A year or two prior to that, on one occasion I had encouraged her to switch roles; she put on my clothes and I put on her clothes. She said it was an interesting game, but once was enough, thank you very much. And I didn't feel too happy about it either, because I knew there was much more to it for me than there ever would be for her. And so the shutters came down . . . and we had not talked about my transvestism until this confrontation.
She was shaking, she was crying. She was desperately trying to understand what on earth was going on. To give her credit she never said, 'Are you gay?', but she kept saying 'Why?' and 'Why me?'
We moved: it was the age-old thing: you think a new beginning is going to change things. But it didn't change anything at all. I was travelling a lot, and taking clothes with me, the compulsion hadn't disappeared. When she asked me about it, I said: 'I'm sorry, but the feelings are still there,' which from her point of view was a terrible criticism of the marriage.
After the divorce, the first thing I did was to go out with my Access card and shop for a full day in and around Kensington - because I had burnt all my clothes in an effort to please my wife. I got myself a complete outfit and went to a hotel in Earls Court where many TVs meet of a Saturday evening.
Initially, it was wonderful, all the things that had been going wrong seemed suddenly released through this conduit, and I enjoyed myself. But as the evening went on I thought what am I doing here? I'm not sure I want to talk with all these men who are dressed in female clothing. And I realised that scene wasn't for me.
Then I met Monica. Oh God, take a deep breath. The hardest thing is making up your mind to tell, telling is not that difficult.
Her concerns were of comprehension, she wanted to understand. She said: 'What does this all mean, do you put on lipstick, put on a dress and that's it?'
I said: 'No, it's more complicated than that.'

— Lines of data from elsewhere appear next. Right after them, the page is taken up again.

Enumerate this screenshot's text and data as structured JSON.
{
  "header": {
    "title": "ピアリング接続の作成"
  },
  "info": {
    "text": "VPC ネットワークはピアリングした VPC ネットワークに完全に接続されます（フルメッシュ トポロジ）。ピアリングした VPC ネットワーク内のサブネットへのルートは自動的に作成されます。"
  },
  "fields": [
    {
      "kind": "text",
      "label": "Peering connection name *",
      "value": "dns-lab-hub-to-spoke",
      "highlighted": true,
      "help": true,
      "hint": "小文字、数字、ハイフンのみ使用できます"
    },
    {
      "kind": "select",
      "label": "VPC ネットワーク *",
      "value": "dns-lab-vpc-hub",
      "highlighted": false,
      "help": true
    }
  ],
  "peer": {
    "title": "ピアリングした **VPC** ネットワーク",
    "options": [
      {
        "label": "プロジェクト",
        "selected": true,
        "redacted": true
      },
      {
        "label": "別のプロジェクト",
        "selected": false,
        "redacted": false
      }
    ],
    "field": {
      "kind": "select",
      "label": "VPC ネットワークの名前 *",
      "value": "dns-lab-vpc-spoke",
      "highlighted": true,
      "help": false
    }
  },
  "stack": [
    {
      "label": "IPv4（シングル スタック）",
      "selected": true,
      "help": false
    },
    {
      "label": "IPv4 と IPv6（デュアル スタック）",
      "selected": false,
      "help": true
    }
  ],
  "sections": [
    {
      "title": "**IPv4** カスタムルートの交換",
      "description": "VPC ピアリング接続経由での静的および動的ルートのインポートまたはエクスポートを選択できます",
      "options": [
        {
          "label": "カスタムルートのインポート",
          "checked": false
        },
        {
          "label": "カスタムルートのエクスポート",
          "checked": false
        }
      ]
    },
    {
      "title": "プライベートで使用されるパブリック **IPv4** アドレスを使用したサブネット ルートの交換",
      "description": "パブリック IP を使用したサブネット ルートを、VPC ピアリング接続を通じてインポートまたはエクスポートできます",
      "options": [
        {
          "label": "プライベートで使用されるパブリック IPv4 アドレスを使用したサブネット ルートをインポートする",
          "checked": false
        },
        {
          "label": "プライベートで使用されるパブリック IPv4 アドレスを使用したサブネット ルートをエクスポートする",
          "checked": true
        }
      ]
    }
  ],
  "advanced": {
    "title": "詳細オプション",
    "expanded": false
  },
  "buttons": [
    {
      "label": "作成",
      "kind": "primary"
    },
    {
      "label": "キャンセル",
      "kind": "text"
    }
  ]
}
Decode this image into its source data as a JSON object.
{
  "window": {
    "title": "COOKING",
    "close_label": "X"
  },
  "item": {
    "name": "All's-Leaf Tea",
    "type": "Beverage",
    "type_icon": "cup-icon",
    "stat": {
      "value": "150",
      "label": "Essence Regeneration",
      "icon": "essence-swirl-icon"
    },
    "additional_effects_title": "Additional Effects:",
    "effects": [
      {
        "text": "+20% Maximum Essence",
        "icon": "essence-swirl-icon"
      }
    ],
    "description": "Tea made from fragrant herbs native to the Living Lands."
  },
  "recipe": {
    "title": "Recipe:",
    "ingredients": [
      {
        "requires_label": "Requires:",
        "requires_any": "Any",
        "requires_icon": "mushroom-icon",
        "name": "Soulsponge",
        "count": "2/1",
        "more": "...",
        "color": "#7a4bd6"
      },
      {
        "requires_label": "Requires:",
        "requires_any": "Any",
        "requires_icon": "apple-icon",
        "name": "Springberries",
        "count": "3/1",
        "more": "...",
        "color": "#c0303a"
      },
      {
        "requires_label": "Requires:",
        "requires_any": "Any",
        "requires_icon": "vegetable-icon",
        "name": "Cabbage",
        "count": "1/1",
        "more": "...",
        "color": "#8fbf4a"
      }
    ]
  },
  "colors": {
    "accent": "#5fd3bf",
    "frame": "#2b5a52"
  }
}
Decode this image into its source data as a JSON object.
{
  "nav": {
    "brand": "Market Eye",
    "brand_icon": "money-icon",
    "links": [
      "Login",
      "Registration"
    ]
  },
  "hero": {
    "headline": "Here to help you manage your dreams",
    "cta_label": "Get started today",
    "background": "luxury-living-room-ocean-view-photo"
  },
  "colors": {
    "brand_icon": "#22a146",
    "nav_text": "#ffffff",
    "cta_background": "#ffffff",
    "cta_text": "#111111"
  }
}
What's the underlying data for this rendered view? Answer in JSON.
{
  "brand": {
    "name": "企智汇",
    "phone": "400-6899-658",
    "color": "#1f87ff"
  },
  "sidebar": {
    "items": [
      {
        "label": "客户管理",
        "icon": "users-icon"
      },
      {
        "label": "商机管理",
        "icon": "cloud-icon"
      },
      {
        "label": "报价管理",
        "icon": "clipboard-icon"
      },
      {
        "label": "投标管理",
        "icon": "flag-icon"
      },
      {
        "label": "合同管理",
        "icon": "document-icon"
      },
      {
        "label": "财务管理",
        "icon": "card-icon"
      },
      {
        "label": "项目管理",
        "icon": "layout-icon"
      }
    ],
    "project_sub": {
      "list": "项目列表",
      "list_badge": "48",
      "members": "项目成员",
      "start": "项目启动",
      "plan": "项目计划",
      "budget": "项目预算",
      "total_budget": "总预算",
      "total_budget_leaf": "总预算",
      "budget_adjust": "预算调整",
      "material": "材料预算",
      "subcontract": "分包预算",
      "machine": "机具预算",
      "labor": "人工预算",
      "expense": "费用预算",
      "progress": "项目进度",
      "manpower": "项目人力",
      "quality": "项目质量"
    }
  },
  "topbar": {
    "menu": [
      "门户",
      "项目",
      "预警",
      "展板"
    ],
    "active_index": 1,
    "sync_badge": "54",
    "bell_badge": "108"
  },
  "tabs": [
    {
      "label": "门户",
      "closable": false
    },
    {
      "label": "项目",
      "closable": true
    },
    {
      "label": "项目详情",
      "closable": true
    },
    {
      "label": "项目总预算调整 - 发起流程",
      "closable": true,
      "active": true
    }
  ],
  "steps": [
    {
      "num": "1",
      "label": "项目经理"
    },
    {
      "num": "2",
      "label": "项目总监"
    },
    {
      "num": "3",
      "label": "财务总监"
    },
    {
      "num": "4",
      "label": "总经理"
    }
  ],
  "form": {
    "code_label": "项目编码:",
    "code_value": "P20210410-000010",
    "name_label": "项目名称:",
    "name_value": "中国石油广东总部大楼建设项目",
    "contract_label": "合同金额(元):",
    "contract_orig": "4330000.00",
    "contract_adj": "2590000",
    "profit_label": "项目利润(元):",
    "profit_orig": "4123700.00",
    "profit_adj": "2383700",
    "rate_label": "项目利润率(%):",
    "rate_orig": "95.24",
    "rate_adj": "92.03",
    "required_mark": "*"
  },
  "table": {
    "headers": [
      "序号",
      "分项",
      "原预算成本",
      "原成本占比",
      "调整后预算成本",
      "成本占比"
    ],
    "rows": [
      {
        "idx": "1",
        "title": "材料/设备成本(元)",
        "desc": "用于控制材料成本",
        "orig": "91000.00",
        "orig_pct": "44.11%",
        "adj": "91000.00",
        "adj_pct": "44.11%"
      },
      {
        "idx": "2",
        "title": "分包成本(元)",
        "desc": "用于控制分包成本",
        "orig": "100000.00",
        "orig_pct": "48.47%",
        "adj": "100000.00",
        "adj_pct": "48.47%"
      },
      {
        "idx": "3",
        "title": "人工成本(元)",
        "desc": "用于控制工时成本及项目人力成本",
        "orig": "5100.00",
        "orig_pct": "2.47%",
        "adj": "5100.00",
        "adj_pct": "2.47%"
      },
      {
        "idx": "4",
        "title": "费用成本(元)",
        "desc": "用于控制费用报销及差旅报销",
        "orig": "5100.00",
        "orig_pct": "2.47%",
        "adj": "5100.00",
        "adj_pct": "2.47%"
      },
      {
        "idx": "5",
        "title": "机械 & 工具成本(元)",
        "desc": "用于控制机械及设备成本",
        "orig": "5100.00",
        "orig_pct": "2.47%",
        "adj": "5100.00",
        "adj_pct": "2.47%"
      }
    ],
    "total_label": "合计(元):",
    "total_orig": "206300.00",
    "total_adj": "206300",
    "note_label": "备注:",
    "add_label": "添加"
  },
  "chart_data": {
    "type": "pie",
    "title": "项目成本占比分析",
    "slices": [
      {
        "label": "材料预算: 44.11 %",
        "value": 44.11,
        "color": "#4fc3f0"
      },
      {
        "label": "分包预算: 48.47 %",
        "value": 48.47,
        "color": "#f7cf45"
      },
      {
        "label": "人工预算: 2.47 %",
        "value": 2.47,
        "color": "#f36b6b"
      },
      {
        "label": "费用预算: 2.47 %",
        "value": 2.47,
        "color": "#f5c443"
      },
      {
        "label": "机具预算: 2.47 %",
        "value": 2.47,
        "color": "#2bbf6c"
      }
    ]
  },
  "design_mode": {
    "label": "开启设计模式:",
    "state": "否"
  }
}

I don't simply throw on a dress. There is a routine: slowly putting on clothes and make-up, and finally putting on the wig and earrings. It is a process of completely leaving one body and moving into another, changing from being Gerald to being Geraldine. And it is a process that is worthy of savouring as you watch the transformation before your very eyes.
Once Monica felt more relaxed with Geraldine, the character of Geraldine developed. I could then spend a longer time as Geraldine, which was what I needed to do, I wanted to see how far it was going to take me over.
Before meeting Monica, I don't suppose I would have stayed in the Geraldine mode for longer than five or six hours at the most, because there was nobody to share it with, and Monica didn't stop that development, she encouraged it.
But it frightened me very much indeed. I didn't really want to spend the rest of my life being a slave to a compulsion.
Although she had no lesbian tendencies, Monica had a very strong relationship with Geraldine. Geraldine was somebody she could relate to, Gerald was the person she loved very much.
And the relationship, which was very happy, lasted about one year.
I now have a new girlfriend, I love her very much. She knows about everything, and she understands. She is sad that she doesn't want to participate, because she thinks she ought to. But our relationship is something that doesn't need that aspect at all. She knows I have a female wardrobe, she has seen pictures, but she has never seen me as Geraldine.
I am doing a lot of things today that I want to do, that fulfil me greatly. I have my own business, which is doing well, and Geraldine very seldom makes an appearance, she's becoming less a part of me. But Geraldine will always be a part of me, a part I will never let go of.
(Photograph omitted)Reuse content